Staff blog: Harvesting hazel nuts near Quinag
Quinag conservation officer Romany Garnett reports on collecting a satisfying harvest of hazel nuts for the tree nursery
It is the season for nuts and berries as we found out in early October, when we set off with buckets and long poles to look for hazel nuts hanging high up in clusters.
We had gathered for the final Quinag guided walk of 2015. Our aim was to gather hazel nuts for the native tree nursery at Little Assynt - part of the Coigach-Assynt Living Landscape project (of which the John Muir Trust is a partner). Trees grown at the nursery have localised provenance, so that the particular genetic variety here will be specially adapted to manage the harsh winds and wetness of the climate.
Looking for nuts hiding among the leaves feels a bit like treasure hunting; it is rewarding to find these smooth ivory shells encased in feathery bracts.
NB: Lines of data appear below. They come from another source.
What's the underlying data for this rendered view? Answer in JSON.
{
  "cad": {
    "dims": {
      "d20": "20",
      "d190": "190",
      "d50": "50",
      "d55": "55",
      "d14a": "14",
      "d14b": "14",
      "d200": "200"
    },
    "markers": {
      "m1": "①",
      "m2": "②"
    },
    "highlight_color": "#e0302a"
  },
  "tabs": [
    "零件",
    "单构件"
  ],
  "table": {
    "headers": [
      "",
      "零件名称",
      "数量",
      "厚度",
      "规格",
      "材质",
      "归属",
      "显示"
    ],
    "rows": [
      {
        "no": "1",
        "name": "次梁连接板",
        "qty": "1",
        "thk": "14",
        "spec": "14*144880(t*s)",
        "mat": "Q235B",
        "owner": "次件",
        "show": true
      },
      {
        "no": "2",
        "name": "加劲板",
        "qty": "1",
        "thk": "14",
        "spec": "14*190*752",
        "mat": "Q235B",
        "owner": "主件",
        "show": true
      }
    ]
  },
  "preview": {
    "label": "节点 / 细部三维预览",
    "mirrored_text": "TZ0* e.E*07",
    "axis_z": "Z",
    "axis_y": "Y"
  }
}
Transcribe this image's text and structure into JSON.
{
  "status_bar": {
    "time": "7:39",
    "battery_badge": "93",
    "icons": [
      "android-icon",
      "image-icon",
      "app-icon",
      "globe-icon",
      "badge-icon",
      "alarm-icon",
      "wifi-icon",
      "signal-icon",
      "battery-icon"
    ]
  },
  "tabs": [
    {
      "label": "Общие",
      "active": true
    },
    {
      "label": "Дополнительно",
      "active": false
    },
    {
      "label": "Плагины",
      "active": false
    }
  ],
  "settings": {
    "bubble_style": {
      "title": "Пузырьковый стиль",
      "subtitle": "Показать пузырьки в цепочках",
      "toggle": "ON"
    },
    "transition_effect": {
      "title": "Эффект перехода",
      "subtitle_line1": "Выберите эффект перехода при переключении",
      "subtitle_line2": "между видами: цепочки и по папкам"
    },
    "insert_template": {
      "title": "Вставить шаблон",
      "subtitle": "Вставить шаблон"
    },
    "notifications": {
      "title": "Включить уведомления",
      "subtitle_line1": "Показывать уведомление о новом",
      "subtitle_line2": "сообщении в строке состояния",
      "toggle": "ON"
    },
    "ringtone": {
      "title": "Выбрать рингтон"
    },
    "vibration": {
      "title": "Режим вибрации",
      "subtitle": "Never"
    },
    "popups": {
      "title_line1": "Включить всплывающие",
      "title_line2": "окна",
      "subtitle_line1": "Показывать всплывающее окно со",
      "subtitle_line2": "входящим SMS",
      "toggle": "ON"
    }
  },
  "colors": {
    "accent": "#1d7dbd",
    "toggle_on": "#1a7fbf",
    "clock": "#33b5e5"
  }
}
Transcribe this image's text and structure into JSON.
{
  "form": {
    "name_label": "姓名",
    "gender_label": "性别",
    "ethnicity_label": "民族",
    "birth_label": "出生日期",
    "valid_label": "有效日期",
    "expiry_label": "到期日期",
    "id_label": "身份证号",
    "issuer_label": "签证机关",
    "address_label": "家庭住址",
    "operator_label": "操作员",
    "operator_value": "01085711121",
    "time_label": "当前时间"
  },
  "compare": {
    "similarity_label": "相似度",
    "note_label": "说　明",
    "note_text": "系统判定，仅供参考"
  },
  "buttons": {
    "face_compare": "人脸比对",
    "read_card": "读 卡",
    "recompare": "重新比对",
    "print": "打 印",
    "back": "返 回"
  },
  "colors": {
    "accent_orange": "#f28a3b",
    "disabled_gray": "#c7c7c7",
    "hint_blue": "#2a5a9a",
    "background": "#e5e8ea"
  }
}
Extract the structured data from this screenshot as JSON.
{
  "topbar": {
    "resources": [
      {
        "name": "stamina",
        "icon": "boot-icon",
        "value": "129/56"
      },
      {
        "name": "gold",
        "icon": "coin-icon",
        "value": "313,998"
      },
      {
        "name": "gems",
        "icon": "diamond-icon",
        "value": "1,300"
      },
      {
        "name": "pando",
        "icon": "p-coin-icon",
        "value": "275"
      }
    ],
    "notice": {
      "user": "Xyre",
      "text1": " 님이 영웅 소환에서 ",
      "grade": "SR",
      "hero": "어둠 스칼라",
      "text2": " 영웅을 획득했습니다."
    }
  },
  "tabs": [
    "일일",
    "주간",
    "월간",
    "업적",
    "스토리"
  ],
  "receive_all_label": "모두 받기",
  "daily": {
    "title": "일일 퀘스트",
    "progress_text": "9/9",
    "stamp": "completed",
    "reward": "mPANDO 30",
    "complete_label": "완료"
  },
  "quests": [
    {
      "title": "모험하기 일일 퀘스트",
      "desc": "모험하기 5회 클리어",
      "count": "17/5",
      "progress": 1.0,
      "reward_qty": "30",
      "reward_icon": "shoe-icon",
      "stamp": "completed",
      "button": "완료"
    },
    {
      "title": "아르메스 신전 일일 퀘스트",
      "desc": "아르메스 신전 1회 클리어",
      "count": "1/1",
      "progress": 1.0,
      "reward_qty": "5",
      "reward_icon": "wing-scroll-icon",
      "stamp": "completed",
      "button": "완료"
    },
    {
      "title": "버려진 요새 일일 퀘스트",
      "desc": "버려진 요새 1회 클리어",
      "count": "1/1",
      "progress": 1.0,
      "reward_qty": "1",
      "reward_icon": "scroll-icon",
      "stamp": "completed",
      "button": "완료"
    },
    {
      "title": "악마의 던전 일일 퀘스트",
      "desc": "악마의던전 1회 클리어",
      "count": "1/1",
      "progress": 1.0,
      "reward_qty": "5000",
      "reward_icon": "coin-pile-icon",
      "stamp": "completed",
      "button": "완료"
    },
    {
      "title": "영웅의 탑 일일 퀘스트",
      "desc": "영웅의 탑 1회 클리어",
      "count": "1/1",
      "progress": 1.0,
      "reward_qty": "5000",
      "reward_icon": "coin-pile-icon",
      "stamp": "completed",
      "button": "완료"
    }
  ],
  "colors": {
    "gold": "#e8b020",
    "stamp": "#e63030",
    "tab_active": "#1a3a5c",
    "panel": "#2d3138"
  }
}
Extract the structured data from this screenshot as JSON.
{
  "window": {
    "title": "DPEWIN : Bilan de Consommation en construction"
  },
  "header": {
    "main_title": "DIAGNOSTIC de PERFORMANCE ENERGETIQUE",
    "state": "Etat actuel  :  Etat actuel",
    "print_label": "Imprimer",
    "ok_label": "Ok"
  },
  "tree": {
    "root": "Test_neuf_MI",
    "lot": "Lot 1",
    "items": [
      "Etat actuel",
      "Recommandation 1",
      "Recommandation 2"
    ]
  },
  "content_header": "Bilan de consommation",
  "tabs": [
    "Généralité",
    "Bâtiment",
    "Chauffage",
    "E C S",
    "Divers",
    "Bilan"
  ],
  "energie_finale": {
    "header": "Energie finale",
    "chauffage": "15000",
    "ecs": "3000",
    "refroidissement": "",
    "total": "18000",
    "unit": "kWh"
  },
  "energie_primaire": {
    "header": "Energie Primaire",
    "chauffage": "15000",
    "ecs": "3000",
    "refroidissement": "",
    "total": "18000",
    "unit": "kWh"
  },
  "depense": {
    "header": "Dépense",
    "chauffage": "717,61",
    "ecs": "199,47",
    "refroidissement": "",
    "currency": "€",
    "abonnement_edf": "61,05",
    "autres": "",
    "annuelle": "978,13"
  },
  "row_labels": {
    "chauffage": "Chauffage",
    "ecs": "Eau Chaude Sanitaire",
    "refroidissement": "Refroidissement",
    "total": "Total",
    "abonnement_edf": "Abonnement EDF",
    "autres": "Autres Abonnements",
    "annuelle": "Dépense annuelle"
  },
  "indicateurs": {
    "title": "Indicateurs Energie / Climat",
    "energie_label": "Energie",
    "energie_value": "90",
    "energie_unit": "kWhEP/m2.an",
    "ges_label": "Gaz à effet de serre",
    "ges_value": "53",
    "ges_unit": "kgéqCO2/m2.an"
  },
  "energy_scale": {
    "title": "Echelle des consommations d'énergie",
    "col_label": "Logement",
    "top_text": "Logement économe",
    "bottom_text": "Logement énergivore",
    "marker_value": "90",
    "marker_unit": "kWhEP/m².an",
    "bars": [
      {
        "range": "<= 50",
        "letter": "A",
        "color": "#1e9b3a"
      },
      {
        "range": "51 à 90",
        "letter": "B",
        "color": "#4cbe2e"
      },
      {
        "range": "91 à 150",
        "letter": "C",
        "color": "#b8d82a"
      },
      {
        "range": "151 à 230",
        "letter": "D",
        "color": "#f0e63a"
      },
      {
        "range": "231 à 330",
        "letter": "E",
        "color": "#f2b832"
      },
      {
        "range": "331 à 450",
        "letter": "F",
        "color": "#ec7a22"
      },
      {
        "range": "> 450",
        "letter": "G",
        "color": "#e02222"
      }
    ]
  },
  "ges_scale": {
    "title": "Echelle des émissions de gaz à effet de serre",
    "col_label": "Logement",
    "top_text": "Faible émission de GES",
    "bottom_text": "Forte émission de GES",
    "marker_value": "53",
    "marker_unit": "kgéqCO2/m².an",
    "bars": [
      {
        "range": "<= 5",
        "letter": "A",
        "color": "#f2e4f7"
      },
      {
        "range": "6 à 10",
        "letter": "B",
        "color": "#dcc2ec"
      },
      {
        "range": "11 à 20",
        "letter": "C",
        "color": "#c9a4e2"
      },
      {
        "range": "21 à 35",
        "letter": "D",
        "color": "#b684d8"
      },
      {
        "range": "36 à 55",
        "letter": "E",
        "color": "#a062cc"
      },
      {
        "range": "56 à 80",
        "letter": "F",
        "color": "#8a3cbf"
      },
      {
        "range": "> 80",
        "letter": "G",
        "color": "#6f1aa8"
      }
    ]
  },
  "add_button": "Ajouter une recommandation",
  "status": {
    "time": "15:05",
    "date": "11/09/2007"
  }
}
They are the accumulation of the season’s growth and inside each nut is one seed or kernel and inside this is locked the secret of the hazel’s genetic past and promise for future generations.
Hazel trees are often described as an understorey shrub; this seems rather dismissive for the Celtic Tree of Wisdom. The Celts recognised the ancient magic of the tree and thought that nuts were supposed to give wisdom. Maybe this is a good excuse for eating more hazelnut chocolate spread!
This multi-stemmed tree has a unique habitat of high biodiversity value: it is one of the most versatile of woods with uses including hurdle making, baskets, furniture, coracles and of course firewood. The nuts are also an important food source for mice, voles, birds and other mammals and stashes of nuts sometimes appear in strange places where the little animals have hoarded them for later.
Some larger hazel stands that have the wetness offered by west coast oceanic climate are named the Atlantic hazel and are of global importance because of their richness of lichens, liverworts and mosses. Some of these woods are unique due to their lichen and bryophyte communities and are indicative of ancient woodland. The crustose lichens give a lovely mosaic effect on the trunk and certain types like graphis alboscripta are nationally rare and a Biodiversity Action Plan (BAP) species.
Reaching up under the canopy of leaves for the nuts, with the sunshine flickering through the foliage, the vividness of greens was striking. After quietly moving from tree to tree, our buckets gradually filled up with nuts and our necks and arms grew tired.
The hazel is now preparing for its long winter sleep, the leaves are turning and the catkins are formed ready for next year. This means that, when the sap slowly rises again in the spring, the catkins are ready for pollination before the leaves come.
As we carried the buckets full of nuts back to the car, it was satisfying to think that our day’s work will result in lots of carefully tended seedlings coming up next year at the tree nursery.